The CGIAR Research Program on Fish Agri-Food Systems (FISH) signed an agreement with the Indian Council of Agricultural Research (ICAR) to establish a collaborative work plan under the memorandum of understanding on aquatic resources research.

The purpose of the work plan is to outline collaborative activities between ICAR and FISH. With a budget of USD 130,750 (INR 85,00,000) from April 2018 to March 2019, FISH and ICAR scientists will produce a comprehensive five-year (April 2019–March 2024) integrated program of research as an output for funding consideration by ICAR.

India is a scaling country for FISH, and the ongoing projects in Odisha, an eastern state on the Bay of Bengal, supported by the Fisheries and Animal Resources Development Department, Government of Odisha and the US Agency for International Development (USAID), have been promoting WorldFish technologies (e.g. carp-mola polyculture, the inclusion of nutrient-dense fish in the diets of women and children) that have been tested and validated in WorldFish focal countries such as Bangladesh.

Utilizing Indian scientific expertise

FISH focuses on the interlinked challenges of sustainable aquaculture, small-scale fisheries and the contribution of fish to nutrition and health in Africa, Asia and the Pacific. The vision, mission and research programs of the Central Institute of Freshwater Aquaculture (Bhubaneswar), the Central Inland Fisheries Research Institute (Barrackpore) and the Central Institute of Fisheries Technology (Cochin)—all ICAR research institutes—align closely with the objectives of FISH. The collaborative program will define the role and potential impact these research institutes will have within the FISH program. This collaboration will also provide opportunities to utilize Indian scientific expertise in the countries in Asia and Africa where WorldFish works.

Research outputs are expected in aquaculture in the areas of farm performance of improved varieties (e.g. improved carp and freshwater prawn) and the genomics of carp and prawn as well as farming systems and life cycle assessment. Resilient small-scale fisheries will look to enhance fish productivity from wetlands and floodplains as well as nutrient profiling of small indigenous species and their contribution to nutrition in India. Value chain and nutrition research will focus on fish products for the first 1000 days of a child’s life, and the fish consumption patterns of rural and urban consumers.

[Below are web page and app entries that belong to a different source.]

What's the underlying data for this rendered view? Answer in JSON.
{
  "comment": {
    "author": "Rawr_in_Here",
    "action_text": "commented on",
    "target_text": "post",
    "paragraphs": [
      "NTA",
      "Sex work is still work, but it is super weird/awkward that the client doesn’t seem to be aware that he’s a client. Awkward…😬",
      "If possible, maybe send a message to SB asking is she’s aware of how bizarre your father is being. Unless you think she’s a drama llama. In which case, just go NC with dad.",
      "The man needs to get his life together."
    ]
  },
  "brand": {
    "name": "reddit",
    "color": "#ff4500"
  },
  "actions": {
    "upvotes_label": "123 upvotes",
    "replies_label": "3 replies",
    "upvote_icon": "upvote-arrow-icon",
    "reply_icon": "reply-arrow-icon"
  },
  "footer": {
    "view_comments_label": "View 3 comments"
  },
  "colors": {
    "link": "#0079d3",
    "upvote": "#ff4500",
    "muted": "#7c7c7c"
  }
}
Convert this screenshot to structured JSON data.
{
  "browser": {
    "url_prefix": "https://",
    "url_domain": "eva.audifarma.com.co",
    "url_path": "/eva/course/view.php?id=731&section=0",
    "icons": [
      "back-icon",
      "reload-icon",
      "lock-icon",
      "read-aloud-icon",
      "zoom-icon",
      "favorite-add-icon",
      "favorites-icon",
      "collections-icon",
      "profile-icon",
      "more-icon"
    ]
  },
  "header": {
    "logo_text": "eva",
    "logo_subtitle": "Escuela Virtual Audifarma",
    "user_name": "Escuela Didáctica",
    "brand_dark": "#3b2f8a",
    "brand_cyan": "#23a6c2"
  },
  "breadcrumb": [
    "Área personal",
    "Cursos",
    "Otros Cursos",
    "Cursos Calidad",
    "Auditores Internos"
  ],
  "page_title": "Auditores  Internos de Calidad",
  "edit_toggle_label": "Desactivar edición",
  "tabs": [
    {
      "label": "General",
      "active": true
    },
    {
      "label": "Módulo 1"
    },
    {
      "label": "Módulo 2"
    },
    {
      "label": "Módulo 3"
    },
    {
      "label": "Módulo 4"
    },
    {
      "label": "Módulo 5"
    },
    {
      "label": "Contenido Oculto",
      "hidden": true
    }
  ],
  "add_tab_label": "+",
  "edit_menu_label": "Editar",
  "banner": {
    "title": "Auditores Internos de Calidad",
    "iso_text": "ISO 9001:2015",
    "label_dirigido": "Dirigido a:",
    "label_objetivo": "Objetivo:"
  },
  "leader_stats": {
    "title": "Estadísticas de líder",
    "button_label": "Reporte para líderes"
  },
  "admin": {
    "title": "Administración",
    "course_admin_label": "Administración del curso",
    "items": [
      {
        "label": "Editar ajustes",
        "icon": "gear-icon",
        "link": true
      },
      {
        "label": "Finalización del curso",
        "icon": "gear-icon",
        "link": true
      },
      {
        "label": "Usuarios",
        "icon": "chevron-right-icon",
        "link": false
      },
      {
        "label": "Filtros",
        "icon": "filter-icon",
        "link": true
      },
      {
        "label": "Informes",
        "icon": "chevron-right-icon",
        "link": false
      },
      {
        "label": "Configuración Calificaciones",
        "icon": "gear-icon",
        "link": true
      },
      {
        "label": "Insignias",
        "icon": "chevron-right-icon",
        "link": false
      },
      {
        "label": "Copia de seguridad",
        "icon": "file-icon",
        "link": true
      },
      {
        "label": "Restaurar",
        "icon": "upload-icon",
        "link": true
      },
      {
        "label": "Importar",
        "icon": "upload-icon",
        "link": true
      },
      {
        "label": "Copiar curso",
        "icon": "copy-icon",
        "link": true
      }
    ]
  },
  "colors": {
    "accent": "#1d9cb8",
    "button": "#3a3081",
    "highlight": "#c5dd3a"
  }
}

“Together with ICAR, we will seek to increase the impact of research on aquaculture and fisheries in India,” said WorldFish Director General Gareth Johnstone. “And through the partnership we will together increase the impact of aquaculture and fisheries research on global development goals.”

Published date: 14 May 2018